Ms Docherty claimed the approach by the reporter, who was accompanied by a photographer, constituted harassment.
But IPSO found there had been no failure to respect her request to desist during the interaction.
The Times had reported the tweets which Ms Docherty had allegedly posted had used offensive and homophobic language, and that the matter had been referred to the Nursing and Midwifery Council.
The headline described her as a “nurse” and she was referred to as a “nursing assistant” in the story ad copy, while her full name, the hospital at which she worked and the area where she lived were also published.
Complaining under Clause 1 (Accuracy), Clause 2 (Privacy) and Clause 3 (Harassment) of the Editors’ Code of Practice, Ms Docherty said she was a “healthcare support worker”, not a nurse, and therefore could not be investigated by the NMC because she was not regulated by them.
She also said it was inaccurate to report that she posted tweets from a profile in the name of Collette Docherty because her Twitter handle contained only her first name, and claimed the story’s publication breached her privacy as it was not public knowledge before that.
Ms Docherty further added her young daughter had answered the door when the reporter visited, while she was concerned the accompanying photographer was taking pictures of the child.
The journalist had asked her if she wanted to comment on the allegations, but left the premises after Ms Docherty threatened to call the police.
The Times did not accept any breach of Code, saying it was not inaccurate to describe Ms Docherty as a “nurse” when the rest of the article made clear she was a “nursing assistant”.
The newspaper had relied on an email sent by a senior member of NHS management which stated that the case was being investigated by the senior nursing team under the NMC, but was told by the organisation that it could not disclose details of an investigation until its conclusion.
The publication did not consider that the report of the involvement of the NMC was a significant inaccuracy where it was not in dispute that the complainant was subject to a professional disciplinary investigation, but offered to publish an online clarification and update the story with the status of the investigation if more information became available.

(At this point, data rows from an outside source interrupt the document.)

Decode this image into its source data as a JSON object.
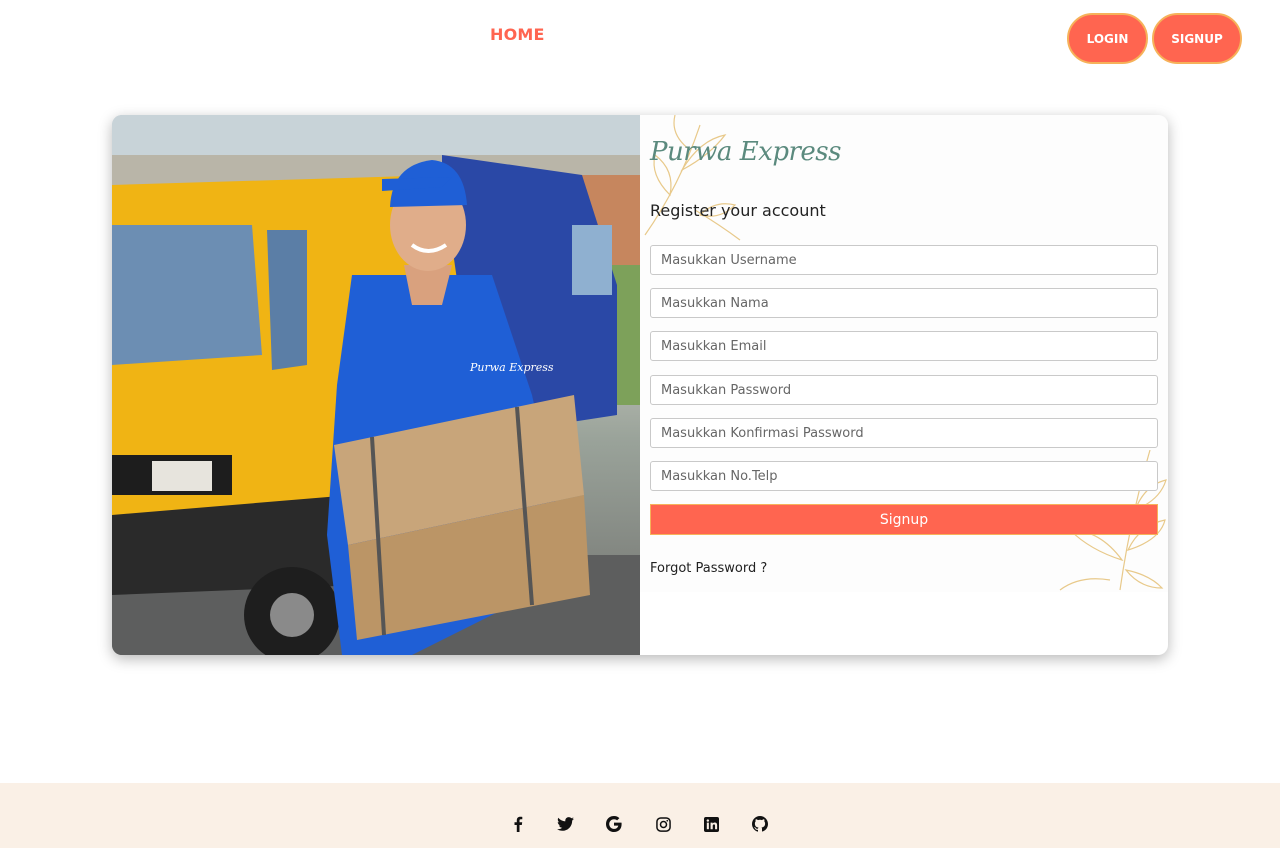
{
  "nav": {
    "home_label": "HOME",
    "login_label": "LOGIN",
    "signup_label": "SIGNUP"
  },
  "form": {
    "brand": "Purwa Express",
    "heading": "Register your account",
    "fields": [
      {
        "placeholder": "Masukkan Username",
        "value": ""
      },
      {
        "placeholder": "Masukkan Nama",
        "value": ""
      },
      {
        "placeholder": "Masukkan Email",
        "value": ""
      },
      {
        "placeholder": "Masukkan Password",
        "value": ""
      },
      {
        "placeholder": "Masukkan Konfirmasi Password",
        "value": ""
      },
      {
        "placeholder": "Masukkan No.Telp",
        "value": ""
      }
    ],
    "submit_label": "Signup",
    "forgot_label": "Forgot Password ?"
  },
  "hero": {
    "shirt_logo": "Purwa Express"
  },
  "footer": {
    "social_icons": [
      "facebook-icon",
      "twitter-icon",
      "google-icon",
      "instagram-icon",
      "linkedin-icon",
      "github-icon"
    ]
  },
  "colors": {
    "accent": "#ff6550",
    "accent_border": "#f6b25a",
    "footer_bg": "#faf0e6",
    "brand_text": "#5b8a7e"
  }
}
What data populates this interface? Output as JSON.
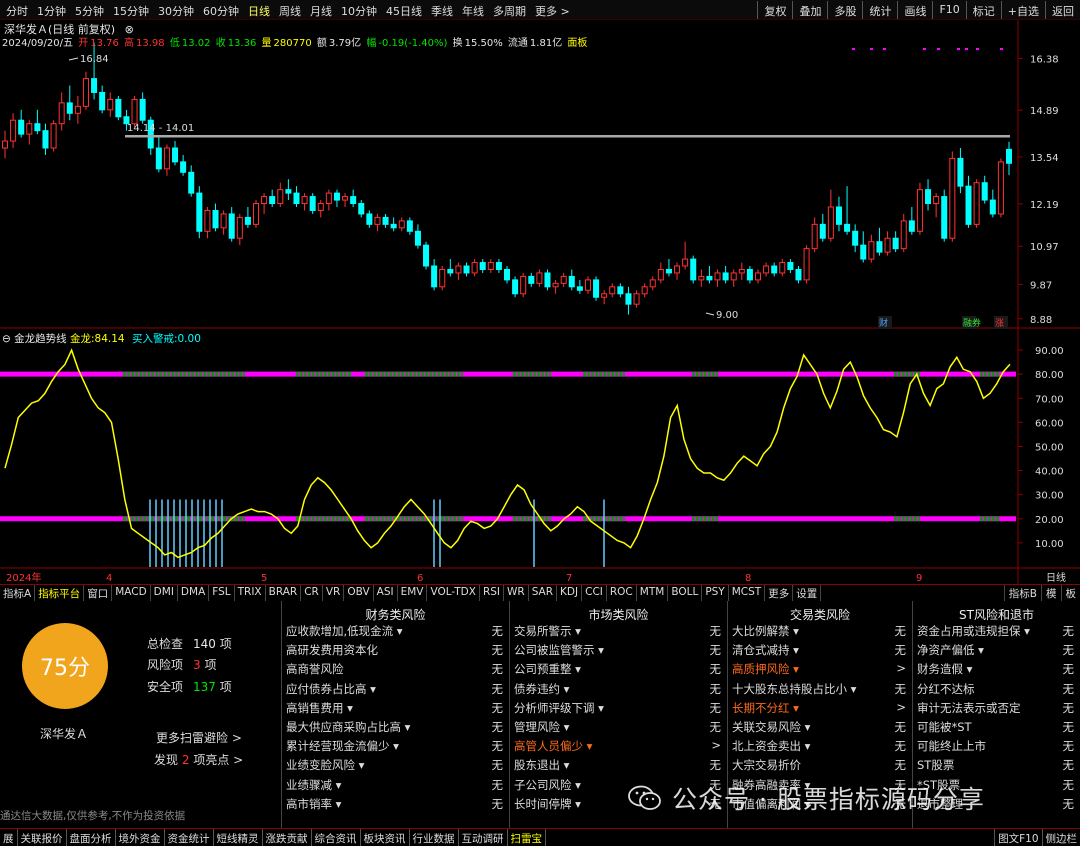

The Times denied Ms Docherty had a reasonable expectation of privacy in relation to the information in the story, noting her workplace and the city she lived in was visible on her Twitter account.
Her home address had been found on the electoral register, and the Times said its reporter had respected Ms Docherty’s request to desist, while the photographer had not taken any pictures of her daughter.
IPSO found the difference between reporting that the investigation was being undertaken by the NHS or the NMC was not significant and that the description of her as a nurse was not misleading.
It further found Ms Docherty did not have a reasonable expectation of privacy in relation to the information found in the story, and that there was no suggestion that the reporter or photographer had engaged in intimidation, harassment or persistent pursuit of her.
The complaint was not upheld, and the full adjudication can be read here.